The quiz society of the University of Birmingham has seen huge growth in recent years, and is still going strong despite the departure of some regulars like Michael Bartelle and John Robinson. In particular the growth has been led by society president Will Rogers, who has overseen a smooth transformation of Birmingham from a newer university into an established member of the quizbowl scene with steady membership numbers. Not only do Birmingham now send multiple teams to novice events, but they even reached the final at ACF Fall 2022, defeating the eventual winners Cambridge A earlier in the day. Rogers will be joined by Faiz Ahmed, Curtis Dunn and Will Rainbird on a team looking to make a splash. Birmingham are in a similar position to Bristol, who have also sent a strong and experienced A team led by generalist Jacob McLaughlin, alongside Anna Brian, Dan Hawkins and Ted Warner. These northern, midlands and western teams will look to knock the favourites down a peg or two, having both the experience and breadth of knowledge to pull off some upsets.
The University of York, which will host the first northern mirror of a UK tournament later this month, will make an appearance in an exciting development that shows the growth of the circuit—the appearance of the rotating team of six shows the growth of that society in the last couple of years. The final university I haven’t mentioned yet who will make an appearance are King’s College London, who have impressed at recent novice tournaments and can count on the experience of Alex Radcliffe, formerly of Durham.

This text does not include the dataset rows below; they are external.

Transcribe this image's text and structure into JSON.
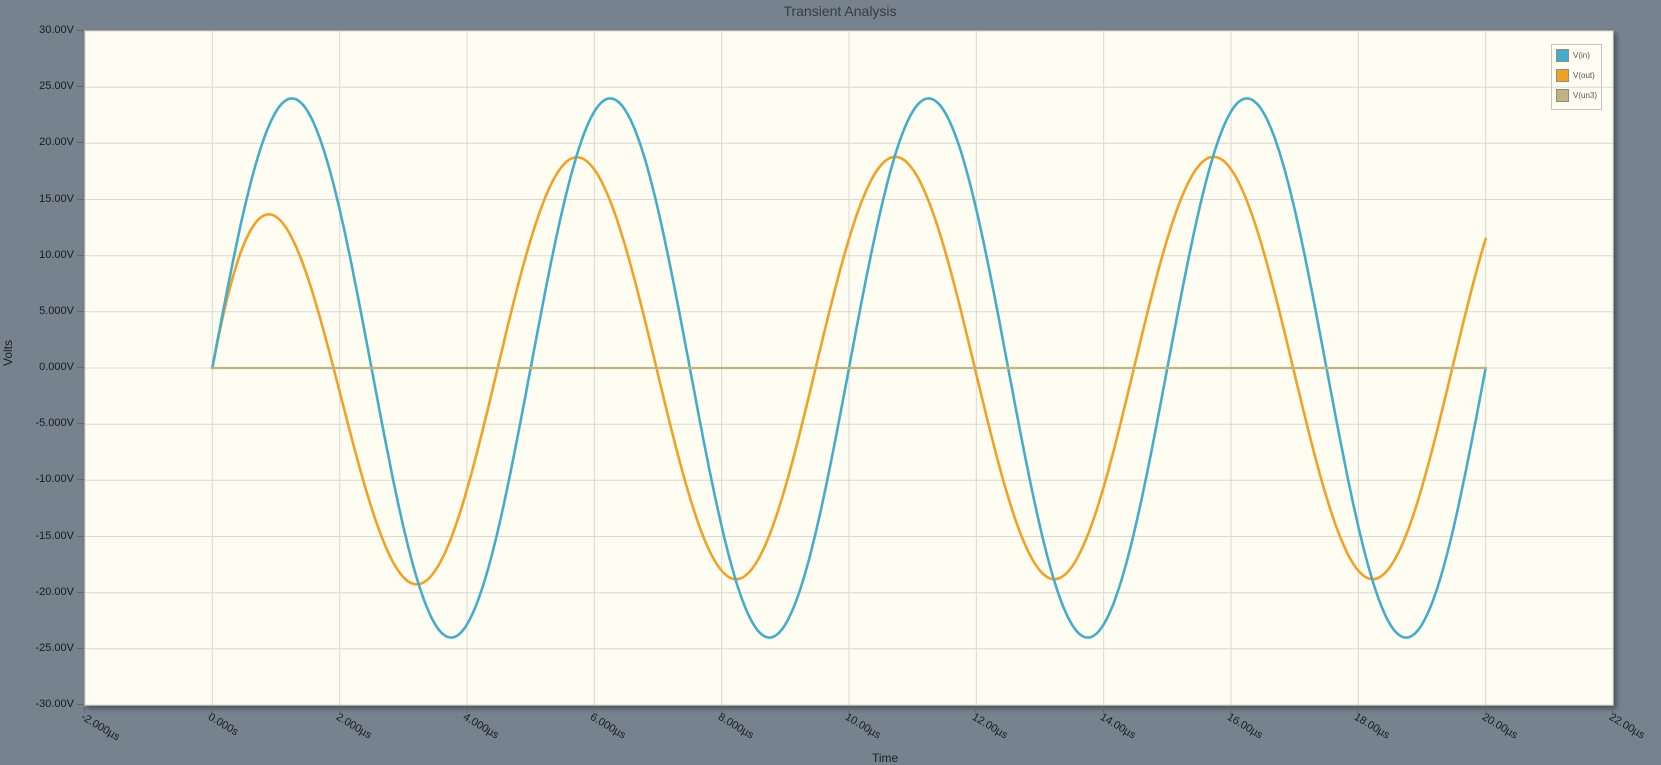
{
  "title": "Transient Analysis",
  "colors": {
    "background": "#76828e",
    "plot_background": "#fffdf2",
    "grid": "#d8d8d4",
    "tick": "#66665f",
    "text": "#1b1c1e",
    "vin": "#44adc8",
    "vout": "#f0a227",
    "vun3": "#c2b280"
  },
  "chart_data": {
    "type": "line",
    "title": "Transient Analysis",
    "xlabel": "Time",
    "ylabel": "Volts",
    "x_unit": "µs",
    "y_unit": "V",
    "xlim": [
      -2,
      22
    ],
    "ylim": [
      -30,
      30
    ],
    "x_tick_step": 2,
    "y_tick_step": 5,
    "grid": true,
    "legend_position": "top-right",
    "x_tick_labels": [
      "-2.000µs",
      "0.000s",
      "2.000µs",
      "4.000µs",
      "6.000µs",
      "8.000µs",
      "10.00µs",
      "12.00µs",
      "14.00µs",
      "16.00µs",
      "18.00µs",
      "20.00µs",
      "22.00µs"
    ],
    "y_tick_labels": [
      "30.00V",
      "25.00V",
      "20.00V",
      "15.00V",
      "10.00V",
      "5.000V",
      "0.000V",
      "-5.000V",
      "-10.00V",
      "-15.00V",
      "-20.00V",
      "-25.00V",
      "-30.00V"
    ],
    "series": [
      {
        "name": "V(in)",
        "color": "#44adc8",
        "model": "sine",
        "amplitude_v": 24,
        "period_us": 5,
        "phase_rad": 0,
        "t_start_us": 0,
        "t_end_us": 20,
        "peaks_v": 24.0,
        "peak_times_us": [
          1.25,
          6.25,
          11.25,
          16.25
        ],
        "trough_times_us": [
          3.75,
          8.75,
          13.75,
          18.75
        ],
        "end_value_v": 0,
        "stroke_width": 2.6,
        "z": 2
      },
      {
        "name": "V(out)",
        "color": "#f0a227",
        "model": "sine_with_transient",
        "amplitude_v": 18.8,
        "period_us": 5,
        "phase_rad": 0.658,
        "transient_amp_v": -11.5,
        "transient_tau_us": 1.0,
        "t_start_us": 0,
        "t_end_us": 20,
        "first_peak": {
          "t_us": 0.85,
          "v": 13.5
        },
        "steady_state_peak_v": 18.8,
        "end_value_v": 11.5,
        "stroke_width": 2.6,
        "z": 1
      },
      {
        "name": "V(un3)",
        "color": "#c2b280",
        "model": "constant",
        "value_v": 0,
        "t_start_us": 0,
        "t_end_us": 20,
        "stroke_width": 2.2,
        "z": 3
      }
    ]
  }
}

Now it’s time to delve into the depth, and the B and C teams are as full of hidden gems this year as they always prove to be. Cambridge, Imperial and Warwick are sending three teams each, as is Oxford, yet to be outdone in depth by any other society. Familiar faces on these squads include University Challenge winner Richard Brooks on Imperial B, society president Luke Beresford on Warwick B and a plethora of faces known to both avid and casual viewers of the BBC2 program. The three C teams feature plenty of younger players to remind the circuit that the more experienced societies are still going strong and show no signs of slowing down the influx of new quizzers.
Among societies sending two teams, Edinburgh B are composed primarily of their University Challenge team, while the Durham second team will feature mainly younger and newer players, some of whom have made an impression at novices. Birmingham and Bristol being able to send two teams shows the great sustained growth of both societies, which has been able to occur in spite of the serious pandemic-based challenges and the limits consequently placed on in person quizbowl. The fact that we have been able to hold a relatively stable season, largely unaffected by public health challenges, is reason to be extremely happy and thankful. It is fair to say that the growth of quizbowl in this country seems to be back with a bang, and BSQC this Saturday will showcase the best of what we have to offer. If you made it to the end of this article, then thank you for your patience, and good luck to all teams!